Stored data: Begin

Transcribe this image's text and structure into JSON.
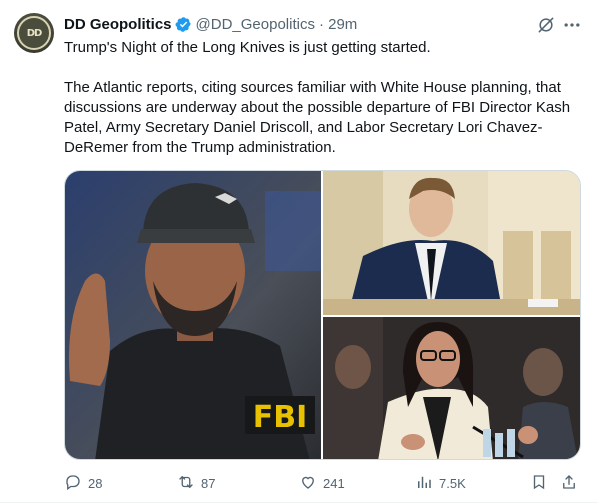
{
  "author": {
    "name": "DD Geopolitics",
    "handle": "@DD_Geopolitics",
    "time": "· 29m",
    "avatar_text": "DD"
  },
  "post": {
    "line1": "Trump's Night of the Long Knives is just getting started.",
    "line2": "The Atlantic reports, citing sources familiar with White House planning, that discussions are underway about the possible departure of FBI Director Kash Patel, Army Secretary Daniel Driscoll, and Labor Secretary Lori Chavez-DeRemer from the Trump administration."
  },
  "media": {
    "left_badge_text": "FBI"
  },
  "actions": {
    "replies": "28",
    "reposts": "87",
    "likes": "241",
    "views": "7.5K"
  },
  "colors": {
    "verified": "#1d9bf0",
    "secondary_text": "#536471"
  },
  "icons": [
    "verified-badge-icon",
    "grok-icon",
    "more-icon",
    "reply-icon",
    "repost-icon",
    "like-icon",
    "views-icon",
    "bookmark-icon",
    "share-icon"
  ]
}
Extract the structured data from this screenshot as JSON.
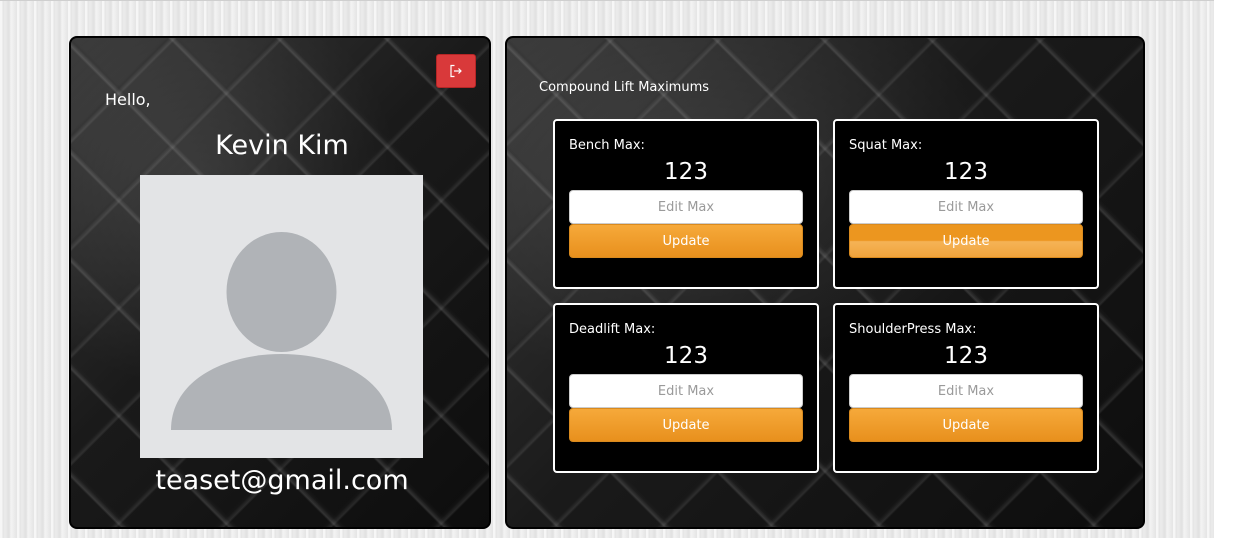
{
  "profile": {
    "greeting": "Hello,",
    "name": "Kevin Kim",
    "email": "teaset@gmail.com"
  },
  "lifts": {
    "section_title": "Compound Lift Maximums",
    "edit_placeholder": "Edit Max",
    "update_label": "Update",
    "items": [
      {
        "label": "Bench Max:",
        "value": "123"
      },
      {
        "label": "Squat Max:",
        "value": "123"
      },
      {
        "label": "Deadlift Max:",
        "value": "123"
      },
      {
        "label": "ShoulderPress Max:",
        "value": "123"
      }
    ]
  },
  "icons": {
    "logout": "sign-out-icon",
    "avatar": "default-user-avatar"
  },
  "colors": {
    "logout_button": "#d9393a",
    "update_button": "#f0a030",
    "avatar_background": "#e3e4e6",
    "avatar_silhouette": "#b0b3b7"
  }
}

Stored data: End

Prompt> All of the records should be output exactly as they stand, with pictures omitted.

Solution below>
Transcribe this image's text and structure into JSON.
{
  "author": {
    "name": "DD Geopolitics",
    "handle": "@DD_Geopolitics",
    "time": "· 29m",
    "avatar_text": "DD"
  },
  "post": {
    "line1": "Trump's Night of the Long Knives is just getting started.",
    "line2": "The Atlantic reports, citing sources familiar with White House planning, that discussions are underway about the possible departure of FBI Director Kash Patel, Army Secretary Daniel Driscoll, and Labor Secretary Lori Chavez-DeRemer from the Trump administration."
  },
  "media": {
    "left_badge_text": "FBI"
  },
  "actions": {
    "replies": "28",
    "reposts": "87",
    "likes": "241",
    "views": "7.5K"
  },
  "colors": {
    "verified": "#1d9bf0",
    "secondary_text": "#536471"
  },
  "icons": [
    "verified-badge-icon",
    "grok-icon",
    "more-icon",
    "reply-icon",
    "repost-icon",
    "like-icon",
    "views-icon",
    "bookmark-icon",
    "share-icon"
  ]
}
Extract the structured data from this screenshot as JSON.
{
  "profile": {
    "greeting": "Hello,",
    "name": "Kevin Kim",
    "email": "teaset@gmail.com"
  },
  "lifts": {
    "section_title": "Compound Lift Maximums",
    "edit_placeholder": "Edit Max",
    "update_label": "Update",
    "items": [
      {
        "label": "Bench Max:",
        "value": "123"
      },
      {
        "label": "Squat Max:",
        "value": "123"
      },
      {
        "label": "Deadlift Max:",
        "value": "123"
      },
      {
        "label": "ShoulderPress Max:",
        "value": "123"
      }
    ]
  },
  "icons": {
    "logout": "sign-out-icon",
    "avatar": "default-user-avatar"
  },
  "colors": {
    "logout_button": "#d9393a",
    "update_button": "#f0a030",
    "avatar_background": "#e3e4e6",
    "avatar_silhouette": "#b0b3b7"
  }
}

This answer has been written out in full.